Work item:
The response must reproduce exactly every line of the material below holding the word "hours".

Working data:
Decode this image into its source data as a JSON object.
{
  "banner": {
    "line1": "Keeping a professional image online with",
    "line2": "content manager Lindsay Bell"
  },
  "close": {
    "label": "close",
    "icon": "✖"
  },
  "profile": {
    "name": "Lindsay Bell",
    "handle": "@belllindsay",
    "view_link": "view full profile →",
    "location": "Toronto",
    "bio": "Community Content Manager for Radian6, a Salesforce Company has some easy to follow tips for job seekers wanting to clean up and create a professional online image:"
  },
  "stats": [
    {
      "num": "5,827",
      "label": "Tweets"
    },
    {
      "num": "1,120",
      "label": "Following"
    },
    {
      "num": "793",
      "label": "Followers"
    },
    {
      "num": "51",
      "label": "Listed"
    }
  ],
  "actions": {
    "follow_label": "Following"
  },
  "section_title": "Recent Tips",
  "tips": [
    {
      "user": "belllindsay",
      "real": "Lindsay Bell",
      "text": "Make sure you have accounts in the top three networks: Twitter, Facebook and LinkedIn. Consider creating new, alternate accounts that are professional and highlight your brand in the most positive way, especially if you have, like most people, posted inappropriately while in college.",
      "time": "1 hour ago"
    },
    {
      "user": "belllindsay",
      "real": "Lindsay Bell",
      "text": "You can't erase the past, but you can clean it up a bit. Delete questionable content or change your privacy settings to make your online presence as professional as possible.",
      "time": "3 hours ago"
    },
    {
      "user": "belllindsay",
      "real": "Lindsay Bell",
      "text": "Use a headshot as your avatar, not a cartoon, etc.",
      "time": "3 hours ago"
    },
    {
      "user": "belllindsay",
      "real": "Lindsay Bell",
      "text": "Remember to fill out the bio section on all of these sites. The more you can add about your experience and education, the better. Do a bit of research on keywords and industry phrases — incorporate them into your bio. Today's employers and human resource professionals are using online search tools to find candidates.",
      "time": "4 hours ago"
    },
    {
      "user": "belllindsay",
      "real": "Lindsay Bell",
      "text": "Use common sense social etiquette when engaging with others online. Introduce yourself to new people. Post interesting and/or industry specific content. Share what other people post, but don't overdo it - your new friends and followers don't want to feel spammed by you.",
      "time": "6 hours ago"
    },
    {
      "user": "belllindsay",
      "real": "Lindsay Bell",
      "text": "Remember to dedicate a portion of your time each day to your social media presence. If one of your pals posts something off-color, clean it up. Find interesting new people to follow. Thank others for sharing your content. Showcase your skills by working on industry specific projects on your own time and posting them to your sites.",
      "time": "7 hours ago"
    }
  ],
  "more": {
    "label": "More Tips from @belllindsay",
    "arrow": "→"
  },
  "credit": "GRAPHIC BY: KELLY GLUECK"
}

Exercise answer:
      "time": "3 hours ago"
      "time": "3 hours ago"
      "time": "4 hours ago"
      "time": "6 hours ago"
      "time": "7 hours ago"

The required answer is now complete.